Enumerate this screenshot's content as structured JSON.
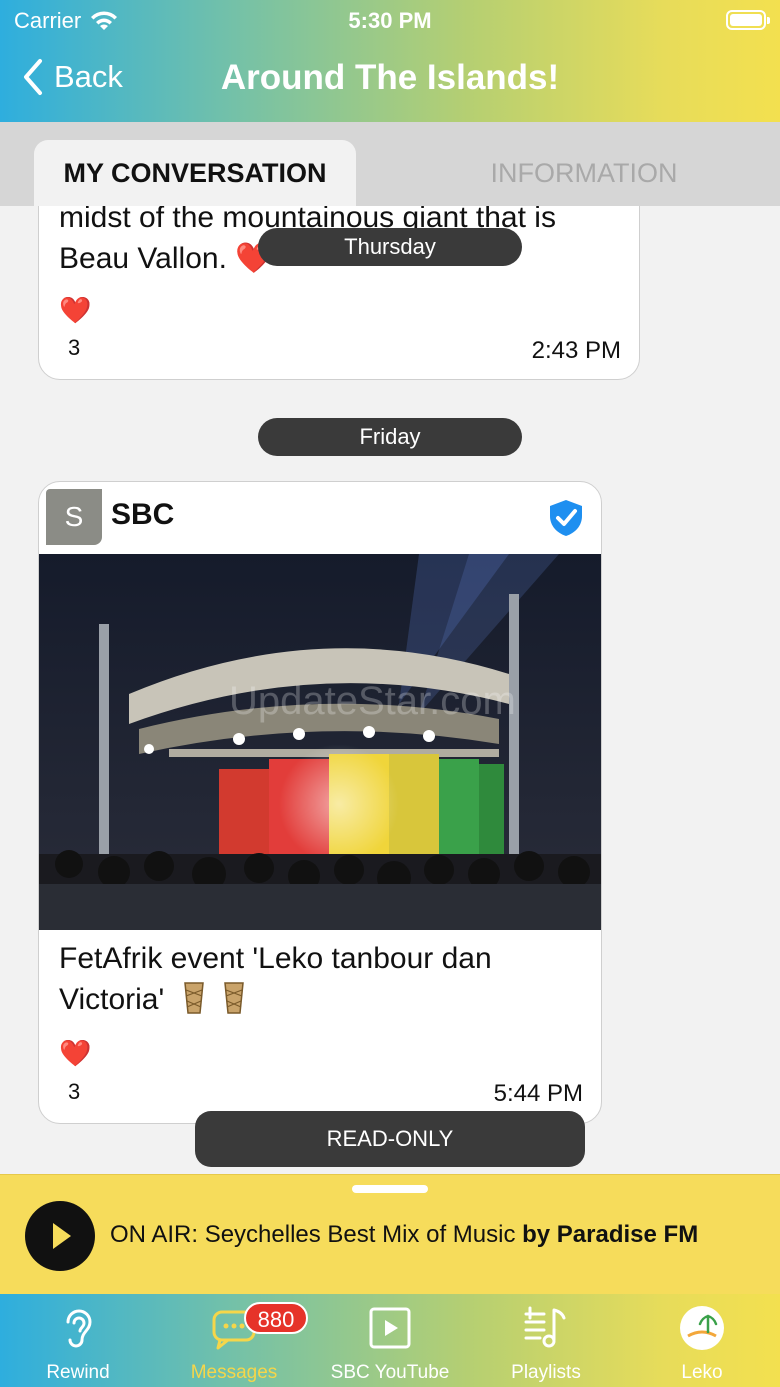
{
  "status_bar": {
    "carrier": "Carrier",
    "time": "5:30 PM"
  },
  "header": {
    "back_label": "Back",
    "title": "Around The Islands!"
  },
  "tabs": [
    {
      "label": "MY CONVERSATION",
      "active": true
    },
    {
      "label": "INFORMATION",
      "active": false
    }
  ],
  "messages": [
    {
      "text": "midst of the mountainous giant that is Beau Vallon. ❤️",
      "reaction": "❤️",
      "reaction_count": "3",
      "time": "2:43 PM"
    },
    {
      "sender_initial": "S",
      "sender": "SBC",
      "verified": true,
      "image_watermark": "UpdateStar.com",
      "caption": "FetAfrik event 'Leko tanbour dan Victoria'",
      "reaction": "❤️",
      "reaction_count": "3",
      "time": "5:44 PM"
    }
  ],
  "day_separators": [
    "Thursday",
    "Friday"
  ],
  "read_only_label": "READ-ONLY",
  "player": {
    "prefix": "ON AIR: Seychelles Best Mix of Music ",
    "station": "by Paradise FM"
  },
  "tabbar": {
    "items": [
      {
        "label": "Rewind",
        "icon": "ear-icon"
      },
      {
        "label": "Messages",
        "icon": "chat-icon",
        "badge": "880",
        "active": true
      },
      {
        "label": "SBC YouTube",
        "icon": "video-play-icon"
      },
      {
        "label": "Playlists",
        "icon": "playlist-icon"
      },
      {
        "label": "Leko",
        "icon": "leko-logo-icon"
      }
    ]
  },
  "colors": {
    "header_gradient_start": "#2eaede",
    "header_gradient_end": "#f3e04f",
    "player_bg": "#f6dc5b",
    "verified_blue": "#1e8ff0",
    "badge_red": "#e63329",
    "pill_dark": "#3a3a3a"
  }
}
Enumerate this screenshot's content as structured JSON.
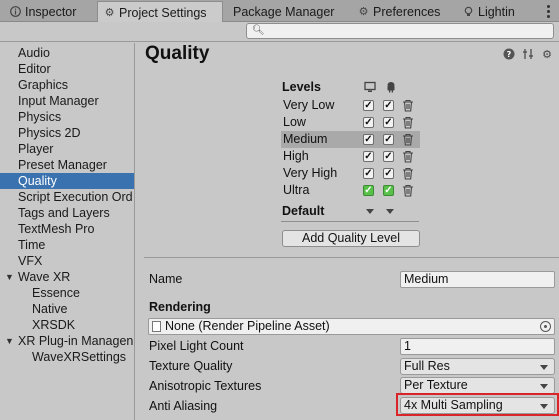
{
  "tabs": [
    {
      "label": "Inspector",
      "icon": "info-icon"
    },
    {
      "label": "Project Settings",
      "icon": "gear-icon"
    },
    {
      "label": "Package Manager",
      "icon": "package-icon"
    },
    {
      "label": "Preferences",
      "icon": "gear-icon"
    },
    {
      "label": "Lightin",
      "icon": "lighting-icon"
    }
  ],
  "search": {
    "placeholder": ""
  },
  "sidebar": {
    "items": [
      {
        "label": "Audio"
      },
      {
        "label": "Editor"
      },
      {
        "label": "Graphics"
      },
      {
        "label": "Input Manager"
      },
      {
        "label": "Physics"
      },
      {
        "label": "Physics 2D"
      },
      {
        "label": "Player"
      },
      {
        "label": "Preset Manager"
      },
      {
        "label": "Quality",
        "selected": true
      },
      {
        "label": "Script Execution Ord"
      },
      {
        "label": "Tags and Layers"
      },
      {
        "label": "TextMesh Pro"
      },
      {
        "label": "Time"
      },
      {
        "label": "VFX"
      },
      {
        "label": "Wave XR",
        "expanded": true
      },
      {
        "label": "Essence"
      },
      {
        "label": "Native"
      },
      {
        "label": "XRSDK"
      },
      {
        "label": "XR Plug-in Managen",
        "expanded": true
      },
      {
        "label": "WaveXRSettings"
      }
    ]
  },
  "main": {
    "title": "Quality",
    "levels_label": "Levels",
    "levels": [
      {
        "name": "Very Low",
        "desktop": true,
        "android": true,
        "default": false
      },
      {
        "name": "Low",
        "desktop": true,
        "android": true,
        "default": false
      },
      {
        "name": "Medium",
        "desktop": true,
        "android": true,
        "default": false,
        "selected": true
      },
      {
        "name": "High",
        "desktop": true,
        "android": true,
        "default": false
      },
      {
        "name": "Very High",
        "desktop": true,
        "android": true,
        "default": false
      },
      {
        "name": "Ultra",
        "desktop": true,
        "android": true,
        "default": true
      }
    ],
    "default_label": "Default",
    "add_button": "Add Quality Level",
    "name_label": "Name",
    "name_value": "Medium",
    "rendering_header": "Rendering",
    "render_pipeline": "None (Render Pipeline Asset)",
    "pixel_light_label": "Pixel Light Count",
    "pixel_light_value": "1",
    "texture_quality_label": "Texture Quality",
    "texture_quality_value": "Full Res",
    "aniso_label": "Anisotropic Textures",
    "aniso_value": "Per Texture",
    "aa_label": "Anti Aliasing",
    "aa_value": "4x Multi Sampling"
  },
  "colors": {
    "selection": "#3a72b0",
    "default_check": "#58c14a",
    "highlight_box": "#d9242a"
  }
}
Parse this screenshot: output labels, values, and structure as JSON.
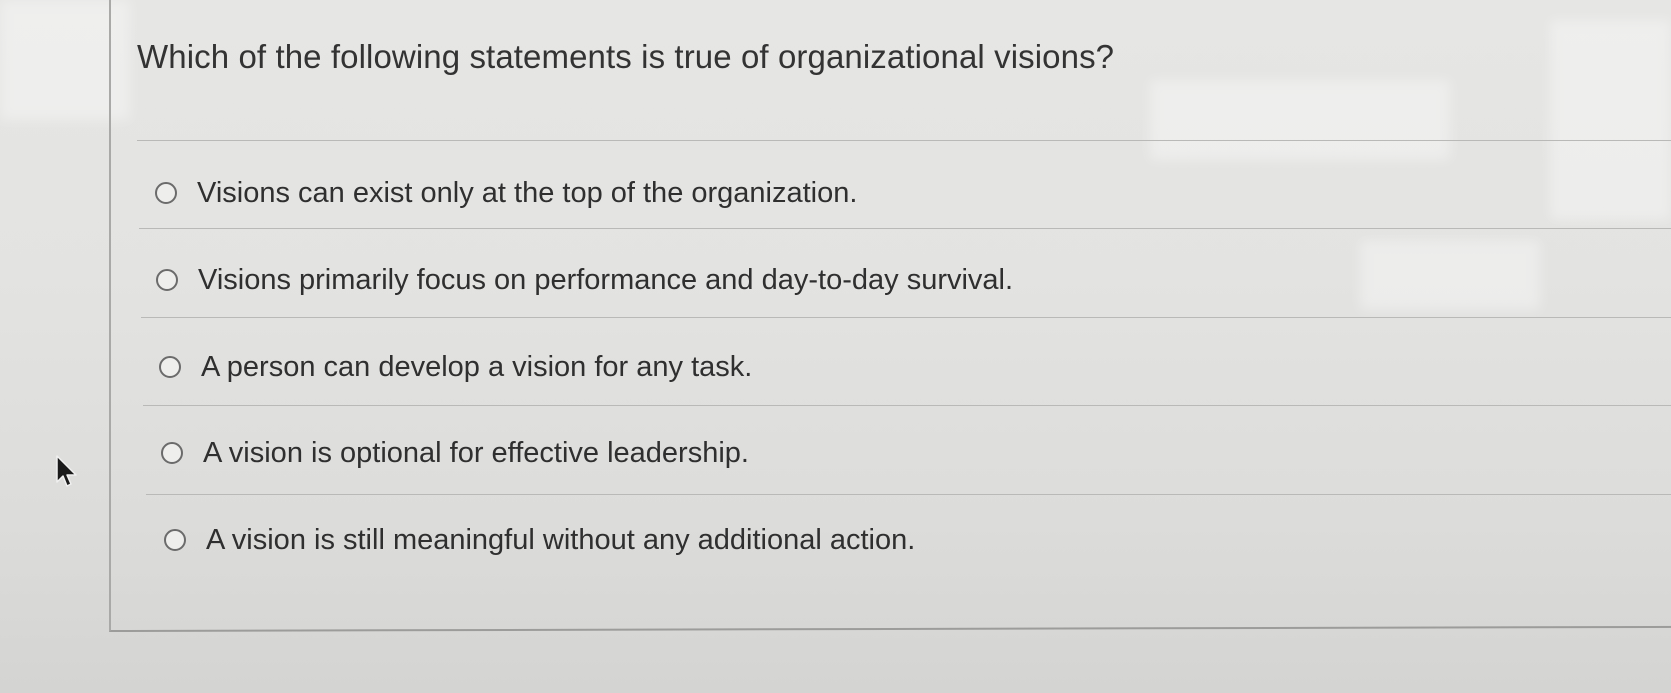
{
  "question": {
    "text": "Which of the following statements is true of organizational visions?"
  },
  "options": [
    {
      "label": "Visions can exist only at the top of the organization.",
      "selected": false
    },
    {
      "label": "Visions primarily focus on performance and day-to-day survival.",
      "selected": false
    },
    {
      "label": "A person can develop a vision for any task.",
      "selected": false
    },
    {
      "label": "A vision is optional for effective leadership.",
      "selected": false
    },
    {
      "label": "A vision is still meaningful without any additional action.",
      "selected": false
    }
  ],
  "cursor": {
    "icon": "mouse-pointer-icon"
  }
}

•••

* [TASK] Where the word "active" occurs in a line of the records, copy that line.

* [SOLUTION TO THIS EXERCISE]
      "active": true
      "active": false
        "active": true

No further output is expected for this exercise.